Utilities are forecasting that the increasing requirements for electrical grid sustainability, efficiency and resiliency will make the shift to a new “smart-grid” paradigm inevitable. Smart-grid is a catch-all term that encompasses a large number of arising developments in electrical grid design, operation and control and it is often loosely described as the marrying of information technologies, such as wireless smart devices, with the electrical grid to create what has been called “the energy internet.” This points to the fact that, alongside the distribution of electrical power, a smart-grid is also a system of two-way data communication and control where users, generators and operators share information concerning electrical power generation, demand, distribution, storage and similar, in real-time.

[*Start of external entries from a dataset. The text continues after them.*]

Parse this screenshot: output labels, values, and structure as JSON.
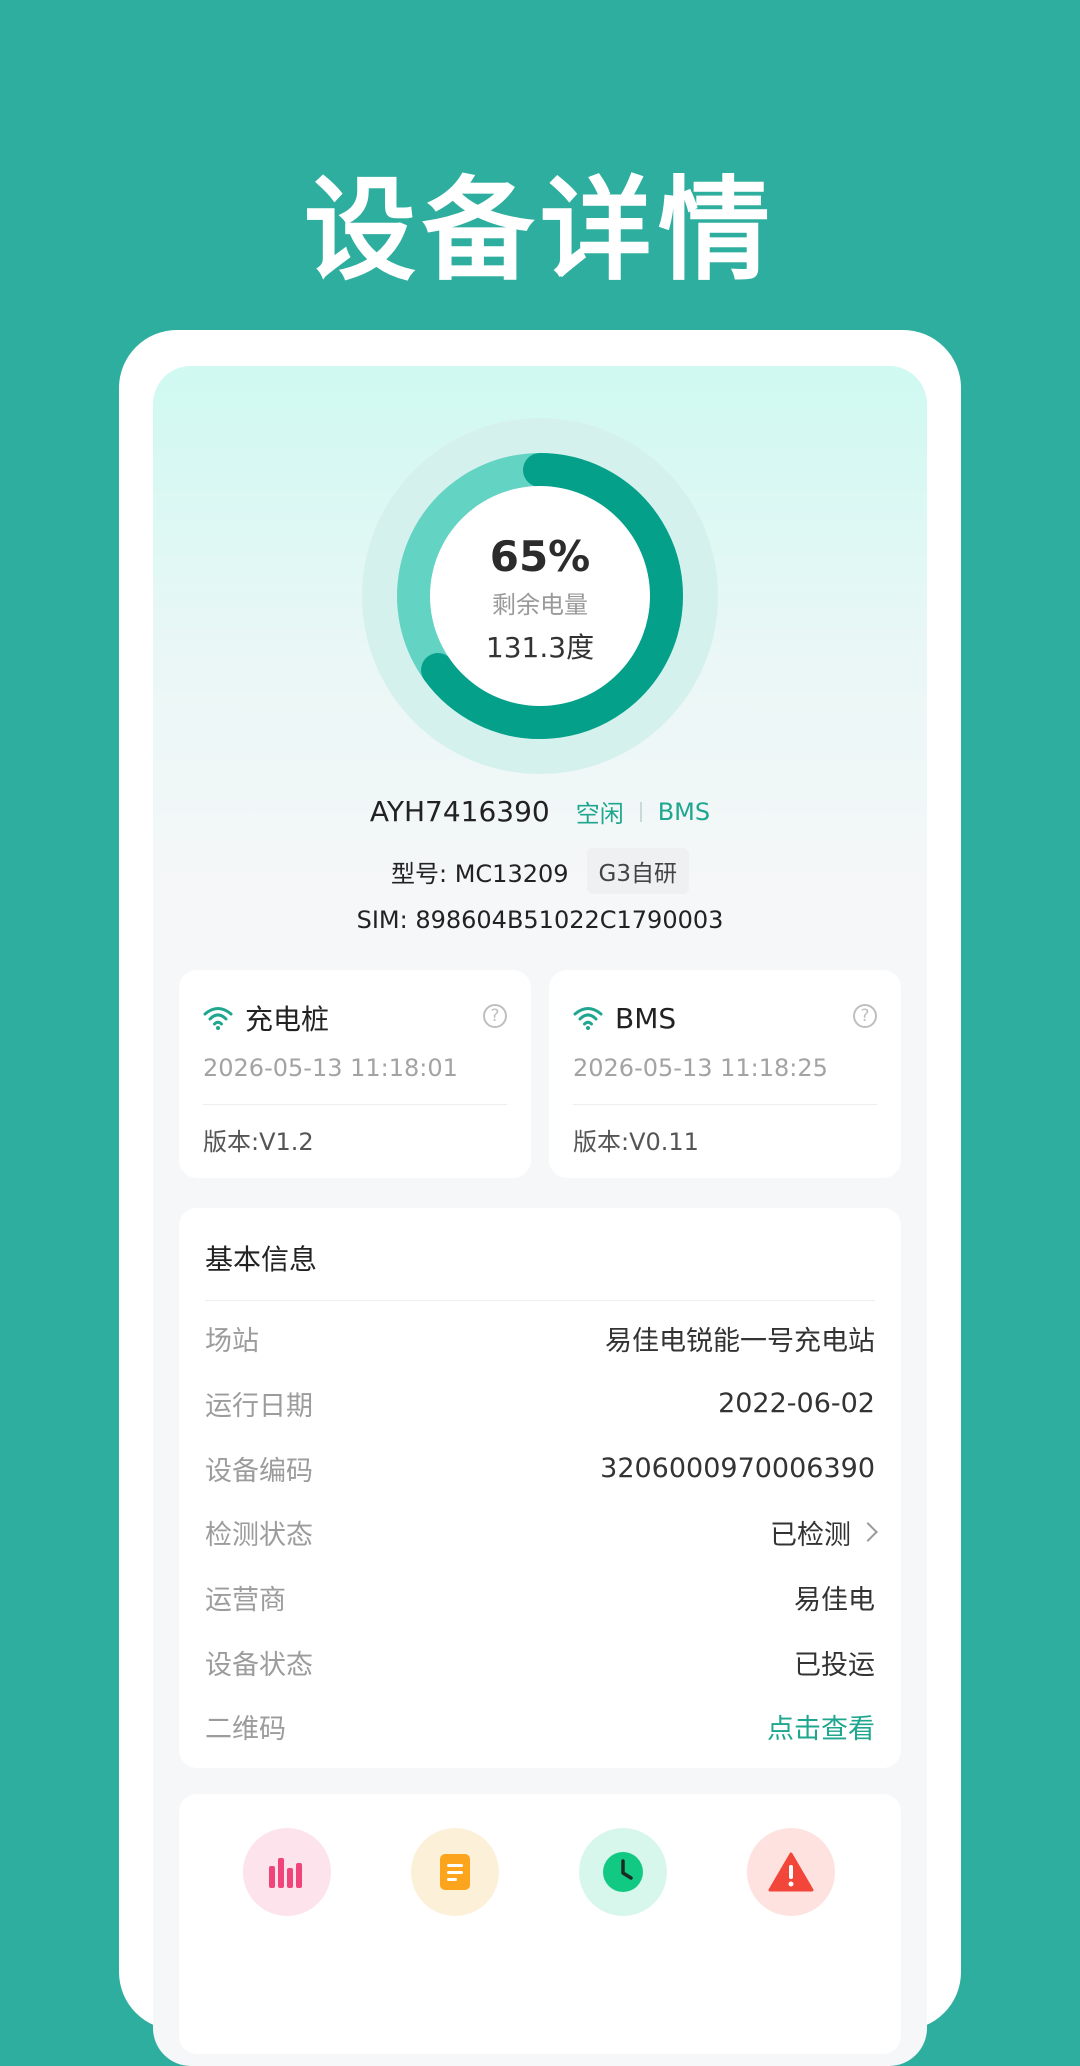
{
  "header": {
    "title": "设备详情"
  },
  "gauge": {
    "percent_text": "65%",
    "percent_value": 0.65,
    "label": "剩余电量",
    "value_text": "131.3度",
    "colors": {
      "outer": "#D5F1EE",
      "track": "#63D3C3",
      "progress": "#05A08A",
      "center": "#FFFFFF"
    }
  },
  "device": {
    "id": "AYH7416390",
    "status": "空闲",
    "link": "BMS",
    "model_label": "型号: MC13209",
    "model_tag": "G3自研",
    "sim": "SIM: 898604B51022C1790003"
  },
  "comm_cards": [
    {
      "title": "充电桩",
      "help": "?",
      "time": "2026-05-13 11:18:01",
      "version": "版本:V1.2"
    },
    {
      "title": "BMS",
      "help": "?",
      "time": "2026-05-13 11:18:25",
      "version": "版本:V0.11"
    }
  ],
  "basic_info": {
    "title": "基本信息",
    "rows": [
      {
        "key": "场站",
        "value": "易佳电锐能一号充电站"
      },
      {
        "key": "运行日期",
        "value": "2022-06-02"
      },
      {
        "key": "设备编码",
        "value": "3206000970006390"
      },
      {
        "key": "检测状态",
        "value": "已检测"
      },
      {
        "key": "运营商",
        "value": "易佳电"
      },
      {
        "key": "设备状态",
        "value": "已投运"
      },
      {
        "key": "二维码",
        "value": "点击查看"
      }
    ]
  },
  "functions": {
    "icons": [
      {
        "name": "bar-chart-icon",
        "bg": "#FDE3EC",
        "fg": "#F0457A"
      },
      {
        "name": "document-icon",
        "bg": "#FDF0D8",
        "fg": "#FCA51C"
      },
      {
        "name": "clock-icon",
        "bg": "#D8F7EC",
        "fg": "#11C983"
      },
      {
        "name": "warning-icon",
        "bg": "#FDE2DF",
        "fg": "#F2463B"
      }
    ]
  },
  "colors": {
    "brand": "#2EAE9E",
    "accent": "#1FA68F"
  }
}
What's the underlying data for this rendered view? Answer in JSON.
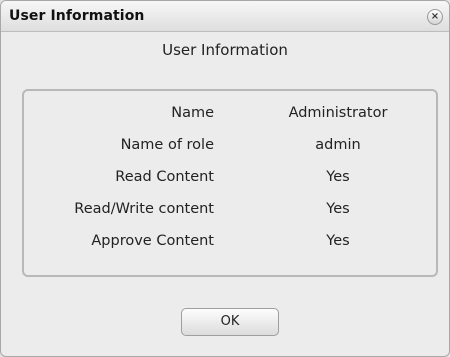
{
  "window": {
    "title": "User Information",
    "close_symbol": "×",
    "close_icon": "close-icon"
  },
  "main": {
    "heading": "User Information",
    "fields": [
      {
        "label": "Name",
        "value": "Administrator"
      },
      {
        "label": "Name of role",
        "value": "admin"
      },
      {
        "label": "Read Content",
        "value": "Yes"
      },
      {
        "label": "Read/Write content",
        "value": "Yes"
      },
      {
        "label": "Approve Content",
        "value": "Yes"
      }
    ]
  },
  "footer": {
    "ok_label": "OK"
  }
}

Central to the topic of smart-grid is the introduction of intermittent distributed renewable energy generation technologies such as solar photovoltaics (PV) and wind alongside distributed energy storage technologies such as electric vehicles (EVs) into an aging electrical grid that was designed for centralized one-way power transmission and distribution. Also important is increased grid resiliency to faults and outages via the possibility of localized microgrids, capable of operating independently of the main electrical grid, and the introduction of automated fault location isolation and service restoration (FLISR). Grid efficiency and energy conservation measures will also be improved in the smart-grid paradigm with demand-side management concepts and the availability of real-time electrical power consumption data available at the user level.

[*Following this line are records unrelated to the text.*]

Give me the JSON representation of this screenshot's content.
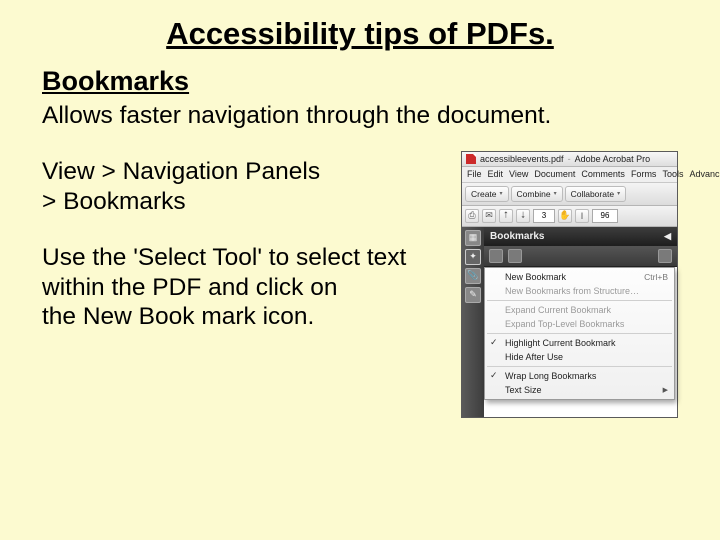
{
  "title": "Accessibility tips of PDFs.",
  "subheading": "Bookmarks",
  "intro": "Allows faster navigation through the document.",
  "nav_path": "View > Navigation Panels\n > Bookmarks",
  "instruction": "Use the 'Select Tool'  to select text within the PDF and click on\n the New Book mark icon.",
  "acrobat": {
    "title_file": "accessibleevents.pdf",
    "app_name": "Adobe Acrobat Pro",
    "menubar": [
      "File",
      "Edit",
      "View",
      "Document",
      "Comments",
      "Forms",
      "Tools",
      "Advanc"
    ],
    "toolbar": {
      "create": "Create",
      "combine": "Combine",
      "collaborate": "Collaborate",
      "page_num": "3",
      "zoom": "96"
    },
    "panel_title": "Bookmarks",
    "popup": {
      "new_bookmark": "New Bookmark",
      "new_bookmark_shortcut": "Ctrl+B",
      "from_structure": "New Bookmarks from Structure…",
      "expand": "Expand Current Bookmark",
      "expand_top": "Expand Top-Level Bookmarks",
      "highlight": "Highlight Current Bookmark",
      "hide": "Hide After Use",
      "wrap": "Wrap Long Bookmarks",
      "text_size": "Text Size"
    }
  }
}
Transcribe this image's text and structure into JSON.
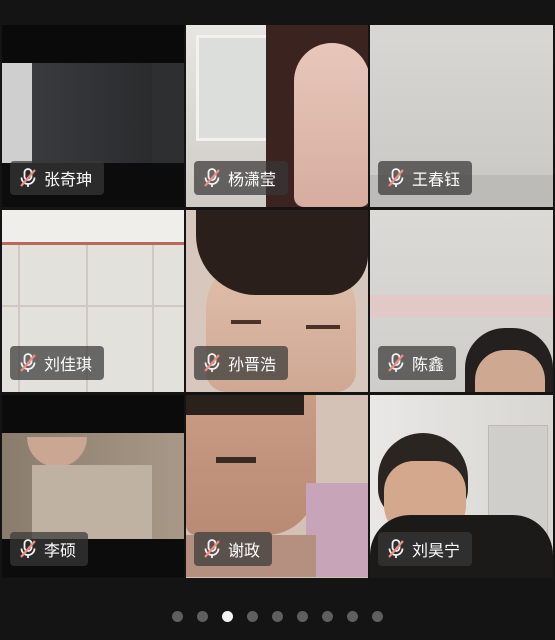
{
  "participants": [
    {
      "name": "张奇珅",
      "muted": true
    },
    {
      "name": "杨潇莹",
      "muted": true
    },
    {
      "name": "王春钰",
      "muted": true
    },
    {
      "name": "刘佳琪",
      "muted": true
    },
    {
      "name": "孙晋浩",
      "muted": true
    },
    {
      "name": "陈鑫",
      "muted": true
    },
    {
      "name": "李硕",
      "muted": true
    },
    {
      "name": "谢政",
      "muted": true
    },
    {
      "name": "刘昊宁",
      "muted": true
    }
  ],
  "pagination": {
    "total_pages": 9,
    "current_page": 3
  },
  "colors": {
    "background": "#141414",
    "badge": "rgba(55,55,55,0.72)",
    "muted_icon": "#f28b82"
  }
}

It is an exciting time for smart-grid research and The Living City Campus is uniquely equipped with the renewable energy generation and storage capacity, residential electrical loads, electrical infrastructure and data monitoring expertise/infrastructure to engage utilities, industry, educational institutions and our regional municipal partners to provide valuable recommendations and research to further the development of smart and micro-grid technologies.
Image Source: Felix Kramer, Wikimedia Commons